*WHAT YOU WILL DO*. What lines in the records below contain the string "emiliopsicosis"? Copy every one.

********************

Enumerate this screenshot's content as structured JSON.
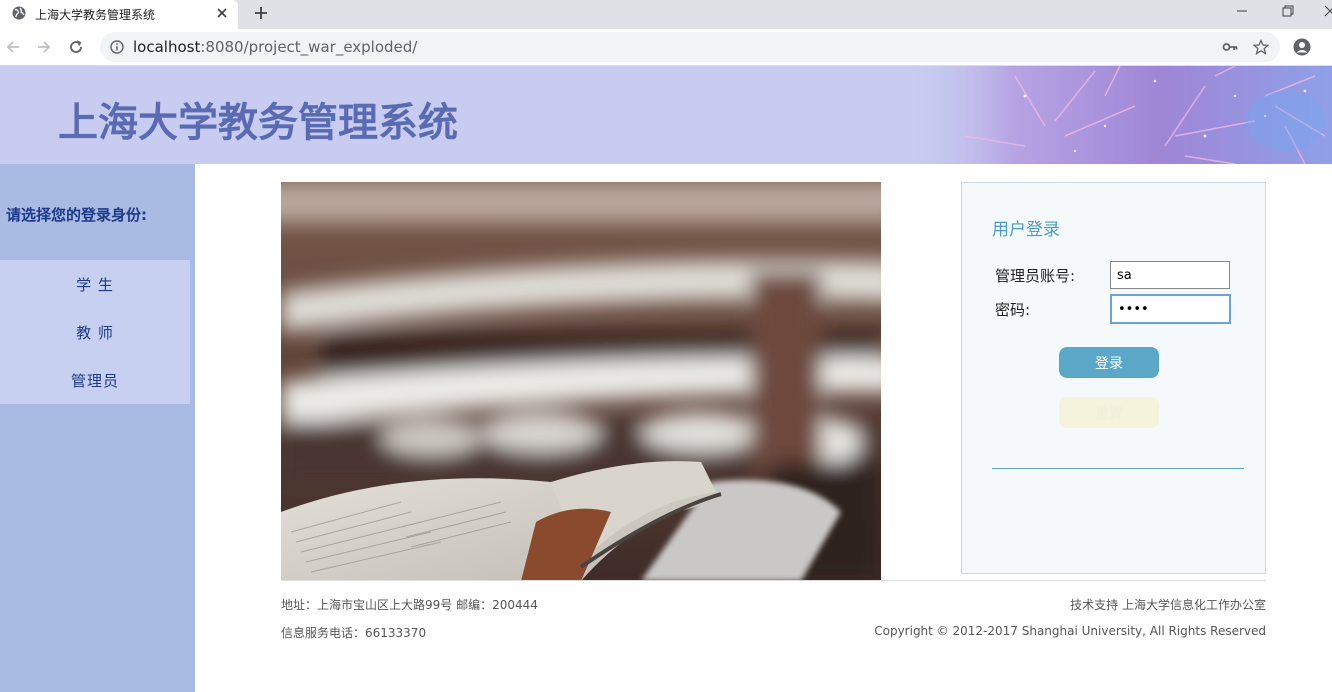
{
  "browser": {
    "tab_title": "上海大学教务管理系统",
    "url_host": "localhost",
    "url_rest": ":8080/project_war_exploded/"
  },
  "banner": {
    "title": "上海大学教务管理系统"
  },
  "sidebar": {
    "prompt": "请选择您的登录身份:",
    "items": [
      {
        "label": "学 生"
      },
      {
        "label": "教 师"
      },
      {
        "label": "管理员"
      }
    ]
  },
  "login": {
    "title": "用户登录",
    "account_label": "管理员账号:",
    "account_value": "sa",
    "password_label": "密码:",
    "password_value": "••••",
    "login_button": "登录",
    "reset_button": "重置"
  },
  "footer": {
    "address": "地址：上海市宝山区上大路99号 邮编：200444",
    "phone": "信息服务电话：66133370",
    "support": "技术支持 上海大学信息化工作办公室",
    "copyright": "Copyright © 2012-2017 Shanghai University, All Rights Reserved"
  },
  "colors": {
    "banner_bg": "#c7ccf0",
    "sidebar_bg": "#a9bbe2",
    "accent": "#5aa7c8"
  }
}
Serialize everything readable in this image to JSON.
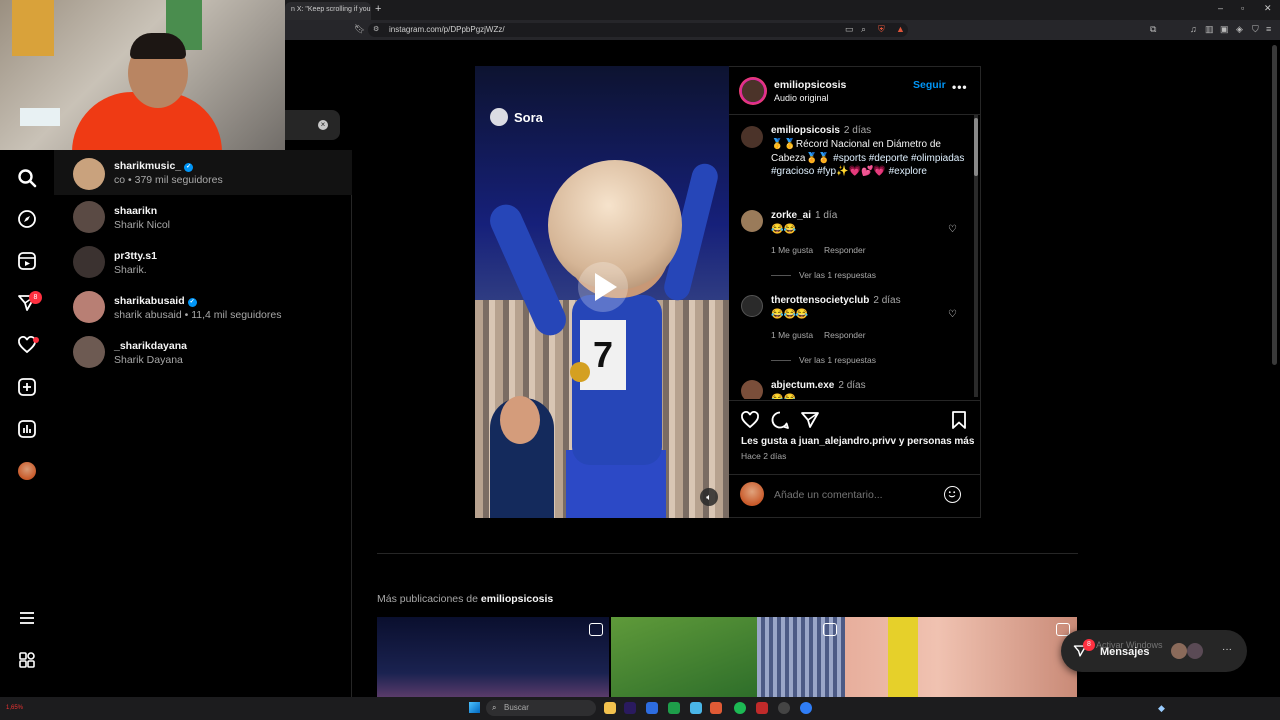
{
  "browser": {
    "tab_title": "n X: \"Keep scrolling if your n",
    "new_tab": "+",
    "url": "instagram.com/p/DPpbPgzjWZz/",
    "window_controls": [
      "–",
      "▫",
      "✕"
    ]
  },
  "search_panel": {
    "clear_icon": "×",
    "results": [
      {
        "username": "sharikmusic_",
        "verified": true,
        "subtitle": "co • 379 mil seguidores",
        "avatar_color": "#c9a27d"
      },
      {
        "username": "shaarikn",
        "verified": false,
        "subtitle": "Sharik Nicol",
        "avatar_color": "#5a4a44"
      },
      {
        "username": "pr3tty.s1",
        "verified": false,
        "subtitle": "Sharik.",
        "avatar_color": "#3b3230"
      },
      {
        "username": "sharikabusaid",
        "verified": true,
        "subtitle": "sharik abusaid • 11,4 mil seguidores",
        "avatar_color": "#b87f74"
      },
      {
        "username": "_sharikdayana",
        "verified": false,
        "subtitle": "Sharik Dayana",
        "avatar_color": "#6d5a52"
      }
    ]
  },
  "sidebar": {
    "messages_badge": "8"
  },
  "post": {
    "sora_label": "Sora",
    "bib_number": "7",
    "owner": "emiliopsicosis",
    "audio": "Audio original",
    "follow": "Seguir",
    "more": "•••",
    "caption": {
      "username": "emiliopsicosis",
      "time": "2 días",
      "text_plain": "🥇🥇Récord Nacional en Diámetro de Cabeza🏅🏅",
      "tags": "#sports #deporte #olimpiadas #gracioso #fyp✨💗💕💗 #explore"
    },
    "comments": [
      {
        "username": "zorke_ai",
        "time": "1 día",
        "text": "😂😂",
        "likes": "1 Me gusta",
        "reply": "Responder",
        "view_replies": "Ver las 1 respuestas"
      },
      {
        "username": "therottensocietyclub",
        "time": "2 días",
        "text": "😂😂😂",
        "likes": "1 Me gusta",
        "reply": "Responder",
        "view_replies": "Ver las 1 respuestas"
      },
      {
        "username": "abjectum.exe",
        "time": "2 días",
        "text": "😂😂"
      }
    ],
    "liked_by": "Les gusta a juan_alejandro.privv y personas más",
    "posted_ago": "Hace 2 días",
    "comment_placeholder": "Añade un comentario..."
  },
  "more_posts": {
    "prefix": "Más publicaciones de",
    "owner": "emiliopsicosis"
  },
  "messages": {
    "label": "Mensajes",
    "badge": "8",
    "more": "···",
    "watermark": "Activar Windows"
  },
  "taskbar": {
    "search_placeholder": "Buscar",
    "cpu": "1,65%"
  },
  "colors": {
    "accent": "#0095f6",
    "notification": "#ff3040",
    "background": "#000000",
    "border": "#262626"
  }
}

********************

*TASK OUTPUT*.
    "owner": "emiliopsicosis",
      "username": "emiliopsicosis",
    "owner": "emiliopsicosis"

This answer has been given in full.